TASK STATEMENT: Would you copy out each line of the records below that includes the word "Interface"?

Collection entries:
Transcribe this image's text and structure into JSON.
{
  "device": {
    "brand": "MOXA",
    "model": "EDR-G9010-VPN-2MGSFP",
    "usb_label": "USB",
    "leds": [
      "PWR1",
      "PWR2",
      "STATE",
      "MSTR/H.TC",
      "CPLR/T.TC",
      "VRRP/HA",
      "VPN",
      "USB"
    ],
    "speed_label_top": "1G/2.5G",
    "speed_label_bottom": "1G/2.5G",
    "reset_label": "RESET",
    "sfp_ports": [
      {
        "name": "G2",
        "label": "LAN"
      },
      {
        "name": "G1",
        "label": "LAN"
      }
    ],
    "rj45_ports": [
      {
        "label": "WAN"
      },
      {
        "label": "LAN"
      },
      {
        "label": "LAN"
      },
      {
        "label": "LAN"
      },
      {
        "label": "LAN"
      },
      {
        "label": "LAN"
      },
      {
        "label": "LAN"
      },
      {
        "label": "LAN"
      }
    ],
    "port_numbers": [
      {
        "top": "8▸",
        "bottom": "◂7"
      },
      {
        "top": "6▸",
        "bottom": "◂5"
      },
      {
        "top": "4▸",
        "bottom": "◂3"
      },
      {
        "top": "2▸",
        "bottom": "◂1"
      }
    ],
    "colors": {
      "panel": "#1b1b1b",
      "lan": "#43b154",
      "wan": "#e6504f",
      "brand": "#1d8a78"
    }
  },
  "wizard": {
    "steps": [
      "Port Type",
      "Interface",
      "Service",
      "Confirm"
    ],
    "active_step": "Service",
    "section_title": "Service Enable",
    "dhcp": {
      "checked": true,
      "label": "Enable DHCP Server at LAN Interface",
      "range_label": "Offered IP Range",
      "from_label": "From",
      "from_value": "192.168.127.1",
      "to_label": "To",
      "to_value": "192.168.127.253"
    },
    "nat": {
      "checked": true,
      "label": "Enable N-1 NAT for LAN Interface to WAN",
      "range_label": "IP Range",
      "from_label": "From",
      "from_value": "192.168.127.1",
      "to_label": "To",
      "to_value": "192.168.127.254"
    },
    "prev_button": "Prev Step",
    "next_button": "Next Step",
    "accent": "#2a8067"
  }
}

FINISHED TASK:
      "Interface",
      "label": "Enable DHCP Server at LAN Interface",
      "label": "Enable N-1 NAT for LAN Interface to WAN",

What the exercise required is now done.